What actually felt a lot more satisfying than sneaking around was taking the high ground with a sniper rifle and taking potshots at the enemies from the distance. Position yourself far away enough and they won't be able to hear the gunshots, leaving them unable to hunt you down and helpless to protect their tender little heads. It also feels more in character as a big burly black ex-military dude to snipe down your enemies than try to sneak your way around them.
Occasionally the chatty villain also decides to invade the map you're in. The first time this happened, I flew into panic since I had no idea where I was getting shot at and had a hard time fighting her off. Pretty quickly after that I started to figure out her patterns and it became more of an annoyance than a massive threat. I even managed to sneak around her with invisibility, turn off my invisibility for a bit to lure her in, then go invisible again to knife her in the back for some sweet insta-kill revenge. You also need to go do some busywork to unlock your escape route after this invasion, so that really just doubled the annoyance of it all. Not really a big fan of this particular feature.
There's also a multiplayer aspect where you can play as the invader, but I never touched it. I want to play a single-player campaign that I can put on pause if I needed to go pee. Thankfully opting out of the multiplayer aspect is very much possible, although I believe it did automatically start off in online mode.
Possibly my favourite part of the game is just the presentation. DEATHLOOP is dripping with this cartoony 1960s vibe and it's fantastic. The sound design is also great. The stealth music is very good at building a tense atmosphere, and the shift in music when you go from stealth to combat, or from combat to stealth, also works well to indicate your status, so it also works from a gameplay perspective. Colt's voice acting is also good, although I'm not so sure about the rest of the voice acting. It at least didn't feel as strong. But the overall presentation of the game is still to its benefit.
Technically the game seems sound. I get pretty low system utilisation when running max settings at 1440p with a 240 FPS cap, so I assume that this game runs pretty fine on low-end hardware as well. Not a lot of bugs either, although I did manage to softlock several times in the inventory screen, and a couple of times an enemy body ragdolled wildly into space after I've killed them. I also read somewhere that the loading times were tied to your FPS. Can't really confirm that claim, but if that's true, then it sounds kinda bad. Thankfully my loading times were pretty decent with a 7800X3D, an RTX 4090 and a fast SSD. Overall, I don't have a lot of things to gripe about the technical side – a lot of games are put out in far worse state.

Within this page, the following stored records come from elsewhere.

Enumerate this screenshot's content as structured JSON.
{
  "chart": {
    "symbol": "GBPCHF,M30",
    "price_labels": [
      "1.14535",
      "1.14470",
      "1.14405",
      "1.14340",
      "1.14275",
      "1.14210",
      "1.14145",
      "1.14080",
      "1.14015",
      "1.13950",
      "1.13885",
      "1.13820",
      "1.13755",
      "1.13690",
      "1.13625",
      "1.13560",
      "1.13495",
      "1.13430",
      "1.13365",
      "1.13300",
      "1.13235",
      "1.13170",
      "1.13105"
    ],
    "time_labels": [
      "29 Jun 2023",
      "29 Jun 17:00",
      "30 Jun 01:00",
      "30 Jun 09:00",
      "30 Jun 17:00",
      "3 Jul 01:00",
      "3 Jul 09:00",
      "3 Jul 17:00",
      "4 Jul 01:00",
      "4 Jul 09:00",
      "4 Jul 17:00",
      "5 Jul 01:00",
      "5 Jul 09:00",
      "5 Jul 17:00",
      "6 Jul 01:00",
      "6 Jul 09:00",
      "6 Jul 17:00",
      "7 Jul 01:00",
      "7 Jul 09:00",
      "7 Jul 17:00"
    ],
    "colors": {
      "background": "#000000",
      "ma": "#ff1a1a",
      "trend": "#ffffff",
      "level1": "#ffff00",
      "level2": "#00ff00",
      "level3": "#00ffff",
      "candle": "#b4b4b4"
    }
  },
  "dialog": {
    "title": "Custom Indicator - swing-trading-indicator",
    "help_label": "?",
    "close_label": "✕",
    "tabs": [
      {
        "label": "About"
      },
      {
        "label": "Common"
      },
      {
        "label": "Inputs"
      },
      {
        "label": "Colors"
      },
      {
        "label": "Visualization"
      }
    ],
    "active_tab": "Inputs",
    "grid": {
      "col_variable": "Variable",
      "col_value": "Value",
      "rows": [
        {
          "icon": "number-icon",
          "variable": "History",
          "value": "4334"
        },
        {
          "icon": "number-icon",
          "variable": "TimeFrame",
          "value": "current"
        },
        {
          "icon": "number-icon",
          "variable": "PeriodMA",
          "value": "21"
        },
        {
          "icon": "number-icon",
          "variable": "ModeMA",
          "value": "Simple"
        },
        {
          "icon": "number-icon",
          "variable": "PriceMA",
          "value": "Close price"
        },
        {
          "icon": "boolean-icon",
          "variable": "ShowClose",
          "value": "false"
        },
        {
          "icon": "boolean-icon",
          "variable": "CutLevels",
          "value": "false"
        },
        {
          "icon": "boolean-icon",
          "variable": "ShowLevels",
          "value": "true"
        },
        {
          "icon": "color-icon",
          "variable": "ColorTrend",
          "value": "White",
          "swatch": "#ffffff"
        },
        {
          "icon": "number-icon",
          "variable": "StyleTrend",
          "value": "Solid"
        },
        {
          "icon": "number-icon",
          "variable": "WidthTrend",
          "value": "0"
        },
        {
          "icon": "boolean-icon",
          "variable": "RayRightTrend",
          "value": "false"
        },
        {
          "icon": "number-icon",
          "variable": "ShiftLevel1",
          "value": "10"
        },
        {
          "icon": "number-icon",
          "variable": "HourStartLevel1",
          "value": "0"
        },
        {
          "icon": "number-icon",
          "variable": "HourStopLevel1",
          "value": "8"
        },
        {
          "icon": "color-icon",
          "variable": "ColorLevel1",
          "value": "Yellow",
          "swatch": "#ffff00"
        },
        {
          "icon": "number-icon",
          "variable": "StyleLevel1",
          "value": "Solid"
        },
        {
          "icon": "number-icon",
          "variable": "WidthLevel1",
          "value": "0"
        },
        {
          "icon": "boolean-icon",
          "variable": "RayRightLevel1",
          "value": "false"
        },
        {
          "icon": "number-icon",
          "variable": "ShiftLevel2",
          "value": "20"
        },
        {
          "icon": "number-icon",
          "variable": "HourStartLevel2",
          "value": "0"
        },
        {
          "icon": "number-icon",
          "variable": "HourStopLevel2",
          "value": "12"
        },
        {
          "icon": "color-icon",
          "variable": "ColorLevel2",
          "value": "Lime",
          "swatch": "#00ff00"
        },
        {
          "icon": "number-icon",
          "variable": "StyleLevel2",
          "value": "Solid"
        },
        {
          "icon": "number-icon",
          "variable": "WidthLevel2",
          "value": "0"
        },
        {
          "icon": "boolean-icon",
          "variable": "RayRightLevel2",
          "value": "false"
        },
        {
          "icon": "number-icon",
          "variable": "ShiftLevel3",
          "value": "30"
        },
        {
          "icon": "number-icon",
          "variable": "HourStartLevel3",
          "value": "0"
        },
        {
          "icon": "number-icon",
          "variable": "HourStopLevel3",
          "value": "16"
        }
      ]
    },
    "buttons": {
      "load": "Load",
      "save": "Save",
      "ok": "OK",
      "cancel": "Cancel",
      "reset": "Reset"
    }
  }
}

DEATHLOOP is kind of a mixed bag for me. The story didn't feel that special and the gameplay didn't feel that special either. The time loop mechanic, even though it was an interesting concept, didn't really make the game feel that special either. But despite none of the aspects of the game really grabbing me, I still felt compelled to pour about 23 hours into the game to solve the puzzle and reach the ending, so I guess DEATHLOOP was doing something right. I'd give the game a cautious recommendation if you enjoy exploration and stealth, but I wouldn't say that it's a must play title.